The Great Self-employment Trap – part 1
Work your own hours they said. Make more money they said. Be your own boss they said. Sit back and relax… no they didn’t say that. It’s a lonely road, filled with guilt, obstacles, self-doubt, and confusion.
Much of the problem with being self-employed boils down to what you learn after you start. However, let’s first re-define self-employment as freelancing, also not to be confused with being in your own business, as tempting as it is to stretch the idea. Freelancing is trading your work hours for money, much like employment, except you don’t have a fixed schedule, or at least, not for very long periods.
Freelancing as a telecoms specialist might mean that you work 9-to-5 for a time, only because the business you work for won’t hire someone else specifically to supervise you outside of their regular business hours. More often than not, the business will have someone who stays late from maintenance, or even a security guard that can be your key to access. Businesses like as little interruption as possible, and any infrastructure repairs (or upgrades) that might affect their business process, is best done after hours, or if possible, on weekends.
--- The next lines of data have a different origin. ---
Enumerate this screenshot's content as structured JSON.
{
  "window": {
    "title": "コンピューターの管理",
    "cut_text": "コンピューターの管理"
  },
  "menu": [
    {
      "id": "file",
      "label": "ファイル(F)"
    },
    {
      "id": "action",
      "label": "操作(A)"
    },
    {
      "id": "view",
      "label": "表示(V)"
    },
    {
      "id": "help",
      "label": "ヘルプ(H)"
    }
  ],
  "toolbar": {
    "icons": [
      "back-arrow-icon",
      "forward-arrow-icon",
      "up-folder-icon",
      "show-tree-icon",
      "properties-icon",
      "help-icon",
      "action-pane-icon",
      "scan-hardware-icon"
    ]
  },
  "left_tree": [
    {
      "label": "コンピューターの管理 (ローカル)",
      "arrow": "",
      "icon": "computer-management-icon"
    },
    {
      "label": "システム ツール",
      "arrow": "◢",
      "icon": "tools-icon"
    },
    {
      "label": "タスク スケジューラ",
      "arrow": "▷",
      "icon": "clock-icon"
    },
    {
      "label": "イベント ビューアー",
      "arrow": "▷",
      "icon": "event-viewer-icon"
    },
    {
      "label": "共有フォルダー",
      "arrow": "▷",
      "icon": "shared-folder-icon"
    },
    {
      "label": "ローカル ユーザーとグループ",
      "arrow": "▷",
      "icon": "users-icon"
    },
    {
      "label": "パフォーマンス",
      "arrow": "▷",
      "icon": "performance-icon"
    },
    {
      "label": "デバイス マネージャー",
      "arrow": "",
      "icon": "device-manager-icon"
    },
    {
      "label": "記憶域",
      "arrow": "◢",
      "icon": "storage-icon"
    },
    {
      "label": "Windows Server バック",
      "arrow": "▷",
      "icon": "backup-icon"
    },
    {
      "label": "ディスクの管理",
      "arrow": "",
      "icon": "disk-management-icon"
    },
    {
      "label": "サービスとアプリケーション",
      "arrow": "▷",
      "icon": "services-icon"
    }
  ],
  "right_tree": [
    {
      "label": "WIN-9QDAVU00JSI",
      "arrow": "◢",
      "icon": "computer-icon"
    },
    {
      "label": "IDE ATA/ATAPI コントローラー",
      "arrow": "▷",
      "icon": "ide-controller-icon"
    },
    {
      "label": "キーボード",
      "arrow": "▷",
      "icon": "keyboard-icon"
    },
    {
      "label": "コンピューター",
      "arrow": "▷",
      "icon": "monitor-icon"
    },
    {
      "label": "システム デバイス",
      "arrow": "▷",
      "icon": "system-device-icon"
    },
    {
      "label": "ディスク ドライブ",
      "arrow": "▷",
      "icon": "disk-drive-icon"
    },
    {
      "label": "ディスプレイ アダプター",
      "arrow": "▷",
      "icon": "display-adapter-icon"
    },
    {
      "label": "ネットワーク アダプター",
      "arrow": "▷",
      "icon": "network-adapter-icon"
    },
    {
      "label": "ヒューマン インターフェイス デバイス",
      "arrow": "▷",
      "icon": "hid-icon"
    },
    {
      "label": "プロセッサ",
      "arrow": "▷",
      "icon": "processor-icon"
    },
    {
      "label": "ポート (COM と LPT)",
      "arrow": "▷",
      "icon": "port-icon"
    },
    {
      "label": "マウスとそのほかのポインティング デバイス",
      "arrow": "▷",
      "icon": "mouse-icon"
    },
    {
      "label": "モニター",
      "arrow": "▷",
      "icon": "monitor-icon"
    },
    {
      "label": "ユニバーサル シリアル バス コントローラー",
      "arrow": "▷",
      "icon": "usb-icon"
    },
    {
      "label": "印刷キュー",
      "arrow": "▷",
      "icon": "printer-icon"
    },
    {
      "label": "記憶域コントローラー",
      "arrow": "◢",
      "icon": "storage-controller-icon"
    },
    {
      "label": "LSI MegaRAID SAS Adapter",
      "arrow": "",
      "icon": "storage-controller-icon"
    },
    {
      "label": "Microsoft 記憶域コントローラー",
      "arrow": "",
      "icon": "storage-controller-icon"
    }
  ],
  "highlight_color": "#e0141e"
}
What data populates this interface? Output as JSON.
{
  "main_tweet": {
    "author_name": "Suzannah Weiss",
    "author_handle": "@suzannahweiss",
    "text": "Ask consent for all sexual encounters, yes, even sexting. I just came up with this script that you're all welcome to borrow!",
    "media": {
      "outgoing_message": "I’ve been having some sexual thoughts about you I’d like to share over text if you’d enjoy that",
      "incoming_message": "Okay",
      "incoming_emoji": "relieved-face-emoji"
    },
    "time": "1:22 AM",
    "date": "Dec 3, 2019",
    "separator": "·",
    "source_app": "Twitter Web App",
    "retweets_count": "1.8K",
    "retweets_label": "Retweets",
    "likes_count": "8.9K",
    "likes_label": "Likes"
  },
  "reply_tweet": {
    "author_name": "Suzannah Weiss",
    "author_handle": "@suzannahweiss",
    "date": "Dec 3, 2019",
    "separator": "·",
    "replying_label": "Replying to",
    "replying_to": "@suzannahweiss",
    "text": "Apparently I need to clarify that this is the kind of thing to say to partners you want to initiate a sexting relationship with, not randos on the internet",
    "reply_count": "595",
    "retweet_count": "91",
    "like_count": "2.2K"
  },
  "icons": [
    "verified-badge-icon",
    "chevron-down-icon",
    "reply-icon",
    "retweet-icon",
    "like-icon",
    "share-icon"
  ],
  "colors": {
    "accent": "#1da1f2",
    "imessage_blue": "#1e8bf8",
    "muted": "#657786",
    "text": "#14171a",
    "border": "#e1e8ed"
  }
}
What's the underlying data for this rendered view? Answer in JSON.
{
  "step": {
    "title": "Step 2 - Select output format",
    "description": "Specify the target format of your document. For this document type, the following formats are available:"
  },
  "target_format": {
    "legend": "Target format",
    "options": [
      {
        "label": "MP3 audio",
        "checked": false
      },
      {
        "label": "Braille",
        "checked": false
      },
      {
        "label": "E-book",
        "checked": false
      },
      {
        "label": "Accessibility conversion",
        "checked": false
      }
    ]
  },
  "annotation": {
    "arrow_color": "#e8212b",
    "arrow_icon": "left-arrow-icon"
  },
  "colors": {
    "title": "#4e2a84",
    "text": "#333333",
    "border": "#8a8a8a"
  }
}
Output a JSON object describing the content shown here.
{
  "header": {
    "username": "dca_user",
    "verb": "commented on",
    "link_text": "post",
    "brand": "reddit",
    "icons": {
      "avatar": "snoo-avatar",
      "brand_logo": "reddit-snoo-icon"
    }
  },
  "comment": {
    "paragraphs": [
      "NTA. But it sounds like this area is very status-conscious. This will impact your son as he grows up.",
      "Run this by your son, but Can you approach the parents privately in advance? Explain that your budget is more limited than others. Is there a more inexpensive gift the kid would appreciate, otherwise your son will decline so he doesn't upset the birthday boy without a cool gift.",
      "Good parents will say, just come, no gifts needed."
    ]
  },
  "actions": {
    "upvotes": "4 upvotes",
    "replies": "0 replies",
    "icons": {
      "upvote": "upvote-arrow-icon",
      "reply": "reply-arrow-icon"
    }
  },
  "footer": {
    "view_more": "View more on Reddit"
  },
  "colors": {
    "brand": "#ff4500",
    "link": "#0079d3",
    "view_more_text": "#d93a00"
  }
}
Freelancing as a designer, whether it’s web design or fashion, will likely require working at all hours of the day, which may be the ideal job for anyone with insomnia. You’ll soon realize that you need to be creative with your time. Start thinking about gaps in your schedule as opportunities to be productive, rather than opportunities to fart around on facebook, as most office workers would.
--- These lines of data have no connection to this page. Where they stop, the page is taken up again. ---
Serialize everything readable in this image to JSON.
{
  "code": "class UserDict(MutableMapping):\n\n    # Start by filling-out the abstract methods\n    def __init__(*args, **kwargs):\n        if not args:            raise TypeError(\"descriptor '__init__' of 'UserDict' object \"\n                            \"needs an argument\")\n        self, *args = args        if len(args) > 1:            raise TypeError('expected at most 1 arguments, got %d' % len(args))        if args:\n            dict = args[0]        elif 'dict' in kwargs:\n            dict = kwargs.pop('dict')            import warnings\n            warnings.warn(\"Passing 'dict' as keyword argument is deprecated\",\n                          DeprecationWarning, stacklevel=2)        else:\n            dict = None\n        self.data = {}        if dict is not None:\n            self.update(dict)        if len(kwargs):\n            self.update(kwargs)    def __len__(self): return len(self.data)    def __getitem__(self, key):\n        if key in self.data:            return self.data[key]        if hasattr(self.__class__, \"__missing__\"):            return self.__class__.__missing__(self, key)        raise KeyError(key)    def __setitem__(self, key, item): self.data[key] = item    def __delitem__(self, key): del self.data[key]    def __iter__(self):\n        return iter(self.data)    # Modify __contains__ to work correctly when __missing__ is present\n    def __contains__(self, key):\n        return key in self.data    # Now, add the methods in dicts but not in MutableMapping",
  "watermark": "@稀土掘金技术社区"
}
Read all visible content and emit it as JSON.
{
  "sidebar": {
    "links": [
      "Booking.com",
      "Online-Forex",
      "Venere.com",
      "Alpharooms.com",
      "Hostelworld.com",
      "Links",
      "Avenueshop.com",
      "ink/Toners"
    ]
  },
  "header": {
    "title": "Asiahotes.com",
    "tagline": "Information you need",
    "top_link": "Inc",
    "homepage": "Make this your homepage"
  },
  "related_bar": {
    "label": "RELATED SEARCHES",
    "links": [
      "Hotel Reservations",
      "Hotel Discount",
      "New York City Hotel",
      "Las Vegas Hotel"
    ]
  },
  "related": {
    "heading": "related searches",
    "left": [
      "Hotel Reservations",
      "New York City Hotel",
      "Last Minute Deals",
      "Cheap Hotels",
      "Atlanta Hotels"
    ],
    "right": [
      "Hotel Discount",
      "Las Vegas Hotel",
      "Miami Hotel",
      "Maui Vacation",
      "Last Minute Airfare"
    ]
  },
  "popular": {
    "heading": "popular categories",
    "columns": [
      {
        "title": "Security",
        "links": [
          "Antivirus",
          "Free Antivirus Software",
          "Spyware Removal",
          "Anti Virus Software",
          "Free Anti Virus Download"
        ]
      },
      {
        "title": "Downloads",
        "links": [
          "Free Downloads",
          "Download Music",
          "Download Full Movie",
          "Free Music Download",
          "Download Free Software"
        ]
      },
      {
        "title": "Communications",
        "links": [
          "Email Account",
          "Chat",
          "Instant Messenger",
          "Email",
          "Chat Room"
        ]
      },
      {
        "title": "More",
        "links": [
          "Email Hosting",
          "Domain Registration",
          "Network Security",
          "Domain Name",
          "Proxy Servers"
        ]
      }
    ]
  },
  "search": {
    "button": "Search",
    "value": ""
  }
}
Employees don’t know the level of self-discipline required to freelance successfully. In their world, work is spoon fed to them like a baby in a high chair. When an employee has a lapse in concentration, some other employee is tasked with verbally slapping them awake. The whole mindset of an employee is closer to the mind of a fish than a primate; when an employee sees a threat to their sedentary existence, they swim to the middle of their group in the hopes of not getting singled out.
Freelance work provides more freedom than a traditional job, but make no mistake, it’s still a job. If you plan to relax, you’ll only fail.
You will still need to eat, do errands, pickup kids, to laundry, or any other number of activities that steal you away from your job, and they will all seem important. Being at home could be your worst enemy. How you decide what’s most important, at any given moment, could be the deciding factor in your success. Can you kick your own ass?
When you are interrupted by a dog, or a child, even your own child, who wants to play, dispatch them quickly, children are easier in this regard, you can send them outside, or start them on a new activity. The key is not to put them first, unless there’s screaming or blood, it’s probably ok. Your emotions are not a good metric to decide a course of action, you need logic, and perspective to do that. They will play on your feelings of guilt, yes they will.
If your best friend calls you up, asks if you want to hang out, and they get upset when you bring your business phone along, it’s because they don’t understand. If that phone rings, that’s your job, you made a choice, you traded away your regular schedule, this is the price you pay. You need to be very clear with yourself, no matter how many eyes are rolled at you, no matter how often you are made to feel guilty, you’re on the clock, they aren’t. Your friends aren’t going to be different, they aren’t above all that.
If this seems jarringly offensive, you are not ready to be self-employed. You just aren’t.
If you are going to be the specialist, you will have to become comfortable telling other people what to do. Some people find this thought horrifying. If you are a tradesman, such as a carpenter, an accountant, or a photographer, someone will always question your judgment, and someone will always question your skillset. This is normal. People always try to tear down their peers to elevate themselves. Your resolve must hold.
This is why so many professions are licensed, like attorneys, or encouraged to hold licenses, like financial planners. There has to be an air gap between the specialist, and the laymen. Often, this paper distinction is enough to deter interrogation, or worse yet, accusations. The magician is under no obligation to reveal his secrets, why are you? This is your test as a professional, as the boss of your company of one, not as their peer.
Eventually we all encounter a situation where someone we know, or someone we respect disagrees with our professional assessment, they might even start an argument about it. This is the insidious one, your emotions will get in the way of your rationale, your memory of your previous relationships, and roles within them will come flooding back. They will make you nervous, and quite possibly feel like a kid being scolded by a parent, for doing something stupid.
It’s a test you will have to pass, and pass again, and again, until you grow an impervious skin.
As you can see, the transition from employee to self-employed can be a challenge. There are hazards to deal with, boat anchors that will slow you down, and the constant nagging sense that you’re the crazy one. You will feel alone, and all the challenges will feel unique to you. If you are prone to being discouraged, you might become seriously depressed.
But, you are not alone, and you are not unique. Business is business, and you’re just one of many. Don’t be afraid to reach out for help, but make sure you reach up, to successful people, people with business experience. What you can’t do is reach out to your employee friends, and they most likely won’t understand why.
In Part 2 of this article, we’ll discuss how to prepare, plan, and execute every job, so that you don’t go insane.